WHAT TO PRODUCE: If a line in the data contains "true", copy it out.

Data items:
<<<<

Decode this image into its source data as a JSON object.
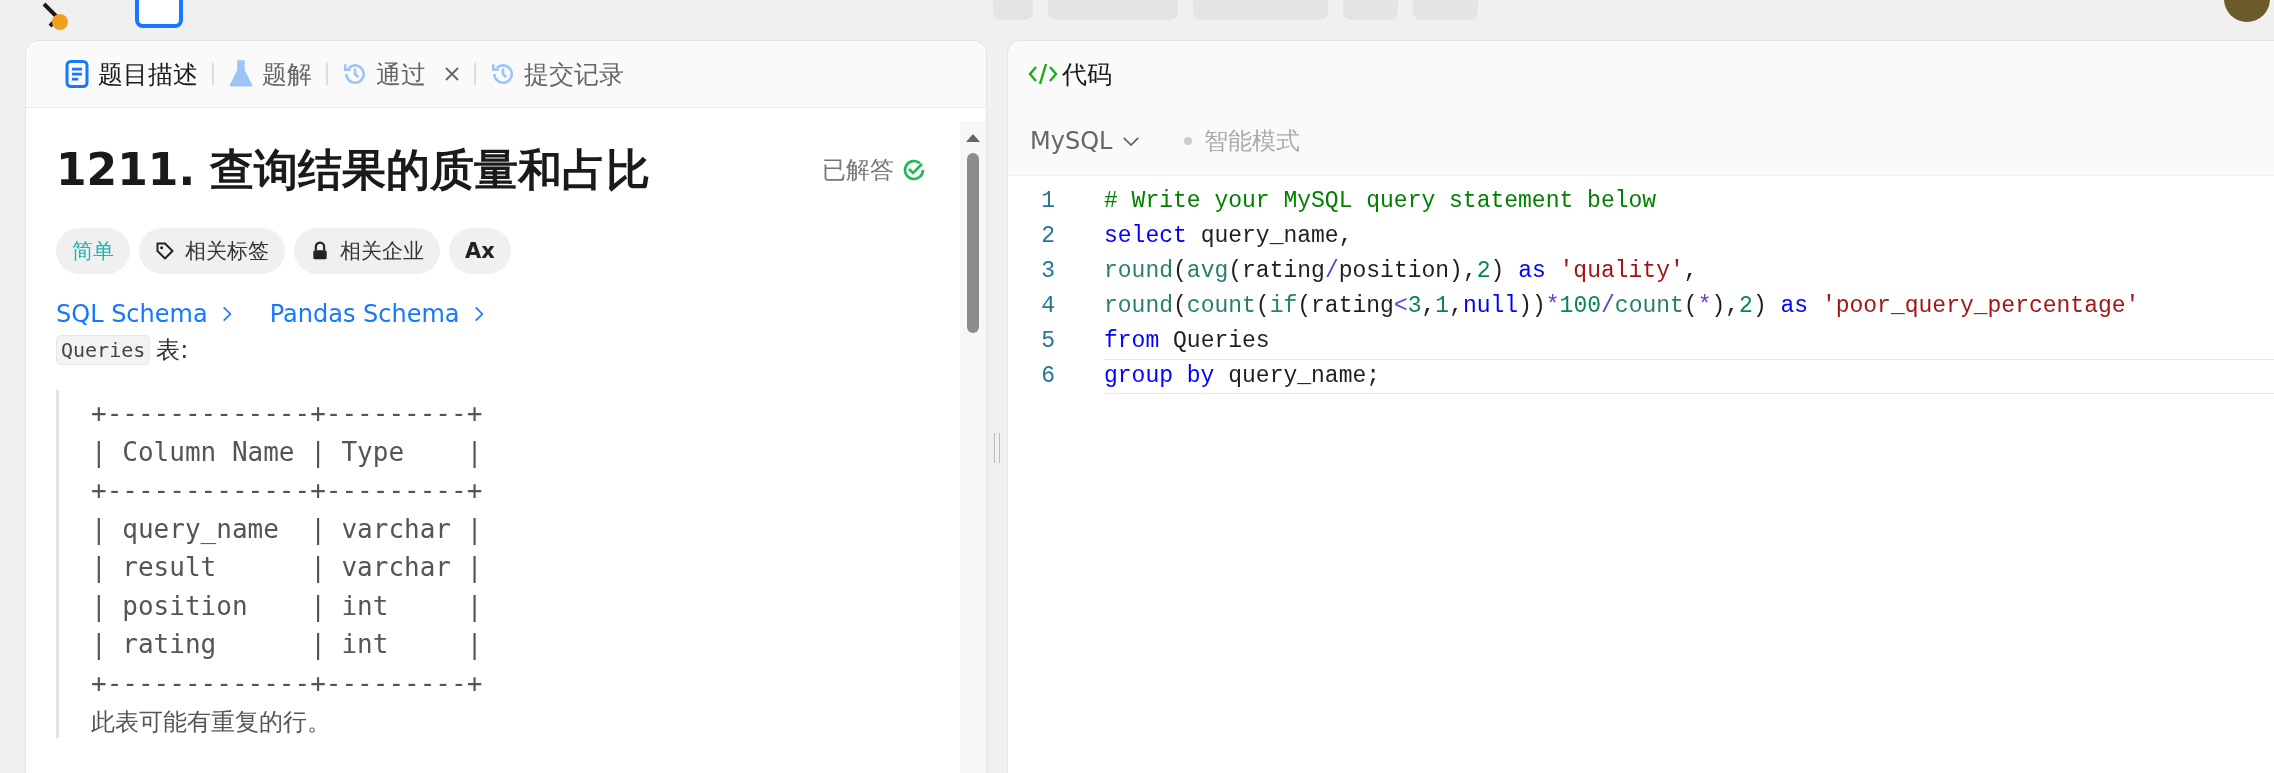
{
  "tabs": [
    {
      "label": "题目描述",
      "kind": "doc",
      "selected": true,
      "closable": false
    },
    {
      "label": "题解",
      "kind": "flask",
      "selected": false,
      "closable": false
    },
    {
      "label": "通过",
      "kind": "history",
      "selected": false,
      "closable": true
    },
    {
      "label": "提交记录",
      "kind": "history",
      "selected": false,
      "closable": false
    }
  ],
  "problem": {
    "title": "1211. 查询结果的质量和占比",
    "status": "已解答",
    "solved": true,
    "tags": [
      {
        "label": "简单",
        "kind": "difficulty"
      },
      {
        "label": "相关标签",
        "kind": "tag"
      },
      {
        "label": "相关企业",
        "kind": "lock"
      },
      {
        "label": "Ax",
        "kind": "translate"
      }
    ],
    "links": [
      "SQL Schema",
      "Pandas Schema"
    ],
    "intro": {
      "code": "Queries",
      "text": "表:"
    },
    "schema_lines": [
      "+-------------+---------+",
      "| Column Name | Type    |",
      "+-------------+---------+",
      "| query_name  | varchar |",
      "| result      | varchar |",
      "| position    | int     |",
      "| rating      | int     |",
      "+-------------+---------+"
    ],
    "note": "此表可能有重复的行。"
  },
  "editor": {
    "title": "代码",
    "language": "MySQL",
    "mode": {
      "label": "智能模式",
      "on": false
    },
    "lines": [
      {
        "number": "1",
        "active": false,
        "tokens": [
          {
            "kind": "comment",
            "text": "# Write your MySQL query statement below"
          }
        ]
      },
      {
        "number": "2",
        "active": false,
        "tokens": [
          {
            "kind": "keyword",
            "text": "select"
          },
          {
            "kind": "plain",
            "text": " query_name,"
          }
        ]
      },
      {
        "number": "3",
        "active": false,
        "tokens": [
          {
            "kind": "function",
            "text": "round"
          },
          {
            "kind": "plain",
            "text": "("
          },
          {
            "kind": "function",
            "text": "avg"
          },
          {
            "kind": "plain",
            "text": "(rating"
          },
          {
            "kind": "operator",
            "text": "/"
          },
          {
            "kind": "plain",
            "text": "position),"
          },
          {
            "kind": "number",
            "text": "2"
          },
          {
            "kind": "plain",
            "text": ") "
          },
          {
            "kind": "keyword",
            "text": "as"
          },
          {
            "kind": "string",
            "text": " 'quality'"
          },
          {
            "kind": "plain",
            "text": ","
          }
        ]
      },
      {
        "number": "4",
        "active": false,
        "tokens": [
          {
            "kind": "function",
            "text": "round"
          },
          {
            "kind": "plain",
            "text": "("
          },
          {
            "kind": "function",
            "text": "count"
          },
          {
            "kind": "plain",
            "text": "("
          },
          {
            "kind": "function",
            "text": "if"
          },
          {
            "kind": "plain",
            "text": "(rating"
          },
          {
            "kind": "operator",
            "text": "<"
          },
          {
            "kind": "number",
            "text": "3"
          },
          {
            "kind": "plain",
            "text": ","
          },
          {
            "kind": "number",
            "text": "1"
          },
          {
            "kind": "plain",
            "text": ","
          },
          {
            "kind": "keyword",
            "text": "null"
          },
          {
            "kind": "plain",
            "text": "))"
          },
          {
            "kind": "operator",
            "text": "*"
          },
          {
            "kind": "number",
            "text": "100"
          },
          {
            "kind": "operator",
            "text": "/"
          },
          {
            "kind": "function",
            "text": "count"
          },
          {
            "kind": "plain",
            "text": "("
          },
          {
            "kind": "operator",
            "text": "*"
          },
          {
            "kind": "plain",
            "text": "),"
          },
          {
            "kind": "number",
            "text": "2"
          },
          {
            "kind": "plain",
            "text": ") "
          },
          {
            "kind": "keyword",
            "text": "as"
          },
          {
            "kind": "string",
            "text": " 'poor_query_percentage'"
          }
        ]
      },
      {
        "number": "5",
        "active": false,
        "tokens": [
          {
            "kind": "keyword",
            "text": "from"
          },
          {
            "kind": "plain",
            "text": " Queries"
          }
        ]
      },
      {
        "number": "6",
        "active": true,
        "tokens": [
          {
            "kind": "keyword",
            "text": "group by"
          },
          {
            "kind": "plain",
            "text": " query_name;"
          }
        ]
      }
    ]
  }
}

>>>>

RESPONSE BOX:
      "selected": true,
      "closable": true
    "solved": true,
        "active": true,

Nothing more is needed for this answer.